PROBLEM DESCRIPTION
Every entry must be output exactly as it was written.
STORED DATA: Begin
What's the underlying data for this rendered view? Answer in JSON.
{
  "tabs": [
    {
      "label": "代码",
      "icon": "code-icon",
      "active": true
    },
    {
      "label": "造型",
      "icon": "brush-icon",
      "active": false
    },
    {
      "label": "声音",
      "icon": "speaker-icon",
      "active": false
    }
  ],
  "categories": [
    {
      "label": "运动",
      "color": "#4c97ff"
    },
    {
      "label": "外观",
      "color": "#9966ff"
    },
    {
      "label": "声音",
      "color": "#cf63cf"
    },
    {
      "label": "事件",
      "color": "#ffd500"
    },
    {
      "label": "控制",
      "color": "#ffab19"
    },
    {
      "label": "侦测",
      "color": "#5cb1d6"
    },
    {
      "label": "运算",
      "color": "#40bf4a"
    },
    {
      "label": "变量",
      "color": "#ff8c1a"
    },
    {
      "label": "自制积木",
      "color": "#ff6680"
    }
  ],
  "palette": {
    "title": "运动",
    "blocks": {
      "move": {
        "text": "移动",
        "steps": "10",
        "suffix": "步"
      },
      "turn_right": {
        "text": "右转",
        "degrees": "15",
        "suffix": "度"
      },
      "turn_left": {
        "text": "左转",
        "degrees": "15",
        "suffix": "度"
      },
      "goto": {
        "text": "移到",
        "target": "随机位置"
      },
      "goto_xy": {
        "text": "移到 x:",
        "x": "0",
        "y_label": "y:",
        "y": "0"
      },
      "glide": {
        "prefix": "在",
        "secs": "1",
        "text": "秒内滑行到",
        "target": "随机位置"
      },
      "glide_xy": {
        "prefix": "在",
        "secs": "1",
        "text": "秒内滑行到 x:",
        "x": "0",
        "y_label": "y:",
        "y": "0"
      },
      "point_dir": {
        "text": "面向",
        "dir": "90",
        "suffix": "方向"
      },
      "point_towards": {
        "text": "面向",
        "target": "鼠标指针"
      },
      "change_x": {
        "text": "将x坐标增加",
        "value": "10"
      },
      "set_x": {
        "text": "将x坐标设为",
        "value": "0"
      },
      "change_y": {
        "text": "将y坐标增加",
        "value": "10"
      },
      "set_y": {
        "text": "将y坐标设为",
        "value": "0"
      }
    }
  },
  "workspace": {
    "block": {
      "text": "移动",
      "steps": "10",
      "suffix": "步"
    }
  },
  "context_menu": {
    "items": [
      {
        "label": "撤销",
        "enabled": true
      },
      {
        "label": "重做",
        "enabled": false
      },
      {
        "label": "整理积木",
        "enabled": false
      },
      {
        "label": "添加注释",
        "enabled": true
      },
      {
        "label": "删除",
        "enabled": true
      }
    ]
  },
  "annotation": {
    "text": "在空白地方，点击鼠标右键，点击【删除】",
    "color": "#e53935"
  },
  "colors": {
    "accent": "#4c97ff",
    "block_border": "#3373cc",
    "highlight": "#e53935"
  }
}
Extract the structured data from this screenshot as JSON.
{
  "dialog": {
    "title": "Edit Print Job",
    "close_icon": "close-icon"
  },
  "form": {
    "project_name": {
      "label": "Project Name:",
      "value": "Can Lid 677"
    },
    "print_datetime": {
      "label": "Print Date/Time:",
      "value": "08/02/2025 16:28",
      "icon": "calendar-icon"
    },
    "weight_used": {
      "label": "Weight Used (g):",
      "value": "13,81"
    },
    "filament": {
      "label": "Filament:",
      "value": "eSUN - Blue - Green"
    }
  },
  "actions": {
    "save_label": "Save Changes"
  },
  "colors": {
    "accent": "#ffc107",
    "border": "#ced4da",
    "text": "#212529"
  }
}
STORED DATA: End
PROBLEM SOLUTION
What's the underlying data for this rendered view? Answer in JSON.
{
  "tabs": [
    {
      "label": "代码",
      "icon": "code-icon",
      "active": true
    },
    {
      "label": "造型",
      "icon": "brush-icon",
      "active": false
    },
    {
      "label": "声音",
      "icon": "speaker-icon",
      "active": false
    }
  ],
  "categories": [
    {
      "label": "运动",
      "color": "#4c97ff"
    },
    {
      "label": "外观",
      "color": "#9966ff"
    },
    {
      "label": "声音",
      "color": "#cf63cf"
    },
    {
      "label": "事件",
      "color": "#ffd500"
    },
    {
      "label": "控制",
      "color": "#ffab19"
    },
    {
      "label": "侦测",
      "color": "#5cb1d6"
    },
    {
      "label": "运算",
      "color": "#40bf4a"
    },
    {
      "label": "变量",
      "color": "#ff8c1a"
    },
    {
      "label": "自制积木",
      "color": "#ff6680"
    }
  ],
  "palette": {
    "title": "运动",
    "blocks": {
      "move": {
        "text": "移动",
        "steps": "10",
        "suffix": "步"
      },
      "turn_right": {
        "text": "右转",
        "degrees": "15",
        "suffix": "度"
      },
      "turn_left": {
        "text": "左转",
        "degrees": "15",
        "suffix": "度"
      },
      "goto": {
        "text": "移到",
        "target": "随机位置"
      },
      "goto_xy": {
        "text": "移到 x:",
        "x": "0",
        "y_label": "y:",
        "y": "0"
      },
      "glide": {
        "prefix": "在",
        "secs": "1",
        "text": "秒内滑行到",
        "target": "随机位置"
      },
      "glide_xy": {
        "prefix": "在",
        "secs": "1",
        "text": "秒内滑行到 x:",
        "x": "0",
        "y_label": "y:",
        "y": "0"
      },
      "point_dir": {
        "text": "面向",
        "dir": "90",
        "suffix": "方向"
      },
      "point_towards": {
        "text": "面向",
        "target": "鼠标指针"
      },
      "change_x": {
        "text": "将x坐标增加",
        "value": "10"
      },
      "set_x": {
        "text": "将x坐标设为",
        "value": "0"
      },
      "change_y": {
        "text": "将y坐标增加",
        "value": "10"
      },
      "set_y": {
        "text": "将y坐标设为",
        "value": "0"
      }
    }
  },
  "workspace": {
    "block": {
      "text": "移动",
      "steps": "10",
      "suffix": "步"
    }
  },
  "context_menu": {
    "items": [
      {
        "label": "撤销",
        "enabled": true
      },
      {
        "label": "重做",
        "enabled": false
      },
      {
        "label": "整理积木",
        "enabled": false
      },
      {
        "label": "添加注释",
        "enabled": true
      },
      {
        "label": "删除",
        "enabled": true
      }
    ]
  },
  "annotation": {
    "text": "在空白地方，点击鼠标右键，点击【删除】",
    "color": "#e53935"
  },
  "colors": {
    "accent": "#4c97ff",
    "block_border": "#3373cc",
    "highlight": "#e53935"
  }
}
Extract the structured data from this screenshot as JSON.
{
  "dialog": {
    "title": "Edit Print Job",
    "close_icon": "close-icon"
  },
  "form": {
    "project_name": {
      "label": "Project Name:",
      "value": "Can Lid 677"
    },
    "print_datetime": {
      "label": "Print Date/Time:",
      "value": "08/02/2025 16:28",
      "icon": "calendar-icon"
    },
    "weight_used": {
      "label": "Weight Used (g):",
      "value": "13,81"
    },
    "filament": {
      "label": "Filament:",
      "value": "eSUN - Blue - Green"
    }
  },
  "actions": {
    "save_label": "Save Changes"
  },
  "colors": {
    "accent": "#ffc107",
    "border": "#ced4da",
    "text": "#212529"
  }
}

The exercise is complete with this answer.